Foreign direct investments (FDI) net inflows rose threefold in October 2017 to US$2 billion from US$670 million registered in the comparable period in 2016.1,2 The upswing in FDI reflects continued investor confidence in the country’s strong macroeconomic fundamentals and growth prospects. More than three-fourths of FDI net inflows were in the form of equity capital, with gross placements rising markedly to US$1.6 billion from US$84 million a year ago. A significant portion of the equity capital placements were channeled to electricity, gas, steam and air-conditioning supply activities. The other sectors that received investment inflows were manufacturing; construction; real estate; and wholesale and retail trade. The top country sources were the Netherlands, Singapore, Kuwait, the United States, and Germany. Investments in debt instruments (or intercompany borrowings between foreign direct investors and their subsidiaries/affiliates in the Philippines) amounted to US$431 million, albeit lower by 22 percent than the previous year’s level. Meanwhile, reinvestment of earnings reached US$57 million during the month.

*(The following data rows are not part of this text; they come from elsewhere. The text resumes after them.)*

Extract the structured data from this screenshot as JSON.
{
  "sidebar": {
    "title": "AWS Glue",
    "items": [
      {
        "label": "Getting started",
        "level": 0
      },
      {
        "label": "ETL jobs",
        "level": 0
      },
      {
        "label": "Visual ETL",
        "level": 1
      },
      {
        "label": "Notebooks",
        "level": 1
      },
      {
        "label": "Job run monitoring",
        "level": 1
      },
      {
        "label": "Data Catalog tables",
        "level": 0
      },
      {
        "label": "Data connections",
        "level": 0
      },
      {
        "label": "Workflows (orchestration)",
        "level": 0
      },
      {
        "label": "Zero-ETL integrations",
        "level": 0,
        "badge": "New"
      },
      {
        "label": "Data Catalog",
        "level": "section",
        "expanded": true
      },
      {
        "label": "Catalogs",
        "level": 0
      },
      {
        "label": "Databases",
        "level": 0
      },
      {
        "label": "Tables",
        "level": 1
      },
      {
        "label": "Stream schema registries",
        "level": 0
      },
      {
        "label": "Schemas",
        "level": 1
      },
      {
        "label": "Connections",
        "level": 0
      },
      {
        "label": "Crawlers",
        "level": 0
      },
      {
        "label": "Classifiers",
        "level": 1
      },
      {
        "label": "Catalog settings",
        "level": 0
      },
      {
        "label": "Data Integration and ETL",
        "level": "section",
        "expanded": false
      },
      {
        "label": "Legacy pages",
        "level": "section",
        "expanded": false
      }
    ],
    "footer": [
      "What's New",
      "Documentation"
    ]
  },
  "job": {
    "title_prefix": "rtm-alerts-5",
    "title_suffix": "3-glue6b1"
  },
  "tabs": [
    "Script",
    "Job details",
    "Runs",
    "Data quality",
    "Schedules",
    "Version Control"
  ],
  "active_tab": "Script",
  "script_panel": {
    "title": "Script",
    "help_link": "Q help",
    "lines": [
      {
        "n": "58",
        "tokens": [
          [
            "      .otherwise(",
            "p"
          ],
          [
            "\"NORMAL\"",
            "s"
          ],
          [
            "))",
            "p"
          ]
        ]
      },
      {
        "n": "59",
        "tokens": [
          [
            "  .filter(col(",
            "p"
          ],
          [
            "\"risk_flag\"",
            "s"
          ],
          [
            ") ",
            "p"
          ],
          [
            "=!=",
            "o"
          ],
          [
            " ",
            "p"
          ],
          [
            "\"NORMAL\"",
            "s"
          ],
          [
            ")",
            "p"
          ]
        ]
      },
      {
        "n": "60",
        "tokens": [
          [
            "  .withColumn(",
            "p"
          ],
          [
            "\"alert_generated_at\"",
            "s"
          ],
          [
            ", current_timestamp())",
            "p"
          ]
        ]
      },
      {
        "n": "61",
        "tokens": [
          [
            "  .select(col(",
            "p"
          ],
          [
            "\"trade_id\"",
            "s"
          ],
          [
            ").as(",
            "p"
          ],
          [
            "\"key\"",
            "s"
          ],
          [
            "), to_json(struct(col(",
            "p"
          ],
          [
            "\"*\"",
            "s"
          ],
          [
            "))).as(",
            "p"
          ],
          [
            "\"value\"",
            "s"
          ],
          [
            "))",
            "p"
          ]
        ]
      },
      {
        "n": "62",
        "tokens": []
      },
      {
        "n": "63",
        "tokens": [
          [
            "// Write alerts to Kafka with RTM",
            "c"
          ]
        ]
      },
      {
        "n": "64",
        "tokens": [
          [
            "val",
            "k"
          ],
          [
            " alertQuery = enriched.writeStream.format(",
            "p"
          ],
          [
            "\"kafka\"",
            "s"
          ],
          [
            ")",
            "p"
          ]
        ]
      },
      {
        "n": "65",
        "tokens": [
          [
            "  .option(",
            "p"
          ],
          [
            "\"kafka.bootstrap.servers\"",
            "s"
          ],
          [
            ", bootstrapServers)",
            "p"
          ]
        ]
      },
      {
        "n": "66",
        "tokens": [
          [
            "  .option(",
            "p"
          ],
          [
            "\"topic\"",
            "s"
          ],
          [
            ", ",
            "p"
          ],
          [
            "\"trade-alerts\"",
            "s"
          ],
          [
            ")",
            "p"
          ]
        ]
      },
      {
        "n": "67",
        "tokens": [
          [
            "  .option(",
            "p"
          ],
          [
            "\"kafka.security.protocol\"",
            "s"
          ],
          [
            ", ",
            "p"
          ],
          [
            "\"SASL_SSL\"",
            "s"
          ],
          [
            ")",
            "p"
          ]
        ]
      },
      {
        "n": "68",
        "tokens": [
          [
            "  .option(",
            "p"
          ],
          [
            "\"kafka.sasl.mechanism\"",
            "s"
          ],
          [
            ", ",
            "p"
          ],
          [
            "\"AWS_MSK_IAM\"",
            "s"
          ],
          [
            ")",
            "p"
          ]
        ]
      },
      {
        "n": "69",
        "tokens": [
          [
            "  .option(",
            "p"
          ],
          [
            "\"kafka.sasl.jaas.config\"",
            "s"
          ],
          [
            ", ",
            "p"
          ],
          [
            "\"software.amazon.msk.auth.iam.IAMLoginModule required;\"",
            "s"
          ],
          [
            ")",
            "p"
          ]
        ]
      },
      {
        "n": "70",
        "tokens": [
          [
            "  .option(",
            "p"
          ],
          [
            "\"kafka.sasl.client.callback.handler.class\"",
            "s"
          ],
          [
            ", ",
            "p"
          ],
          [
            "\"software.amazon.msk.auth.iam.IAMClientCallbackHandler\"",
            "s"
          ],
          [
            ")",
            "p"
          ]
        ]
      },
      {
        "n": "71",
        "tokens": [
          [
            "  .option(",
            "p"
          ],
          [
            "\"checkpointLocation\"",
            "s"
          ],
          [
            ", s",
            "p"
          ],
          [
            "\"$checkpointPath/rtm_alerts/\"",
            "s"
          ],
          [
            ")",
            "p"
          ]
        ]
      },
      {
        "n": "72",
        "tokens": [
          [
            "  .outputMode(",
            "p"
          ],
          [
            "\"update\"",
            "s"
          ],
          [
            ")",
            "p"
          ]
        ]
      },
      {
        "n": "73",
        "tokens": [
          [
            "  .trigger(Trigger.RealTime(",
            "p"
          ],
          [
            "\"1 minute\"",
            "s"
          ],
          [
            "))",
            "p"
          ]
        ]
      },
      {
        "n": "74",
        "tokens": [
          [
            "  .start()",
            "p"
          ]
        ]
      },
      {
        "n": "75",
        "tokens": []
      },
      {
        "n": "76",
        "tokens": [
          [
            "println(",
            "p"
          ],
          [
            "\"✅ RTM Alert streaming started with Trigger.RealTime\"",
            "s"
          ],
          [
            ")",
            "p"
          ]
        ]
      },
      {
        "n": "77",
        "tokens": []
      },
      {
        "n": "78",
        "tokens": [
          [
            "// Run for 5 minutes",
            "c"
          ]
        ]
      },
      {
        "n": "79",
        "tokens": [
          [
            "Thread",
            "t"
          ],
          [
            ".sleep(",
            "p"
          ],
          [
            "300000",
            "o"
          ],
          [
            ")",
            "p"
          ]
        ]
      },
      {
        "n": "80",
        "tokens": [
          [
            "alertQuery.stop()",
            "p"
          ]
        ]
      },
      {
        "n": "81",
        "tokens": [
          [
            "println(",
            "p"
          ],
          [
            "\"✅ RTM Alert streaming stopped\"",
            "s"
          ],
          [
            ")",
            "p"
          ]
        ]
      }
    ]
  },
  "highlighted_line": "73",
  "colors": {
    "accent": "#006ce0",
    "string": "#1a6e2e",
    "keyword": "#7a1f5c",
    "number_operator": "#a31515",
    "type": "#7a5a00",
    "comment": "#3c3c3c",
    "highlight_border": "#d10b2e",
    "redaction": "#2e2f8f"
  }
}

On a cumulative basis, FDI net inflows for the first ten months of 2017 grew year-on-year by 20.5 percent to US$7.9 billion. In particular, net equity capital investments increased by 54.7 percent to US$2.6 billion as gross equity capital placements of US$3.1 billion more than offset withdrawals of US$465 million. Gross equity capital placements came mostly from the Netherlands, the United States, Singapore, Japan and Hong Kong. By economic activity, equity capital investments were channeled mainly to electricity, gas, steam and air-conditioning supply, manufacturing; real estate; construction; and wholesale and retail trade activities. Non-residents’ net investments in debt instruments totaled US$4.6 billion during the period, 8.5 percent higher than the level recorded during the comparable period in 2016. Reinvestment of earnings amounted to US$662 million.
1 Based on the Balance of Payments and International Investment Position Manual, 6th edition (BPM6) which uses the asset and liability principle in the compilation of FDI statistics. Under the asset and liability principle, claims of non-resident direct investment enterprises from resident direct investors are presented as reverse investment under net incurrence of liabilities/non-residents’ investments in the Philippines (previously presented in the Balance of Payments Manual, 5th edition (BPM5) as negative entry under assets/residents’ investments abroad). Conversely, claims of resident direct investment enterprises from foreign direct investors are presented as reverse investment under net acquisition of financial assets/residents’ investments abroad (previously presented as negative entry under liabilities/non-residents’ investments in the Philippines).
2 BSP statistics on FDI covers actual investment inflows, which could be in the form of equity capital, reinvestment of earnings, and borrowings between affiliates. In contrast to investment data from other government sources, the BSP’s FDI data include investments where ownership by the foreign enterprise is at least 10 percent. Meanwhile, FDI data of Investment Promotion Agencies (IPAs) do not make use of the 10 percent threshold and include borrowings from foreign sources that are non-affiliates of the domestic company. Furthermore, the BSP’s FDI data are presented in net terms (i.e., equity capital placements less withdrawals), while the IPAs’ FDI do not account for equity withdrawals.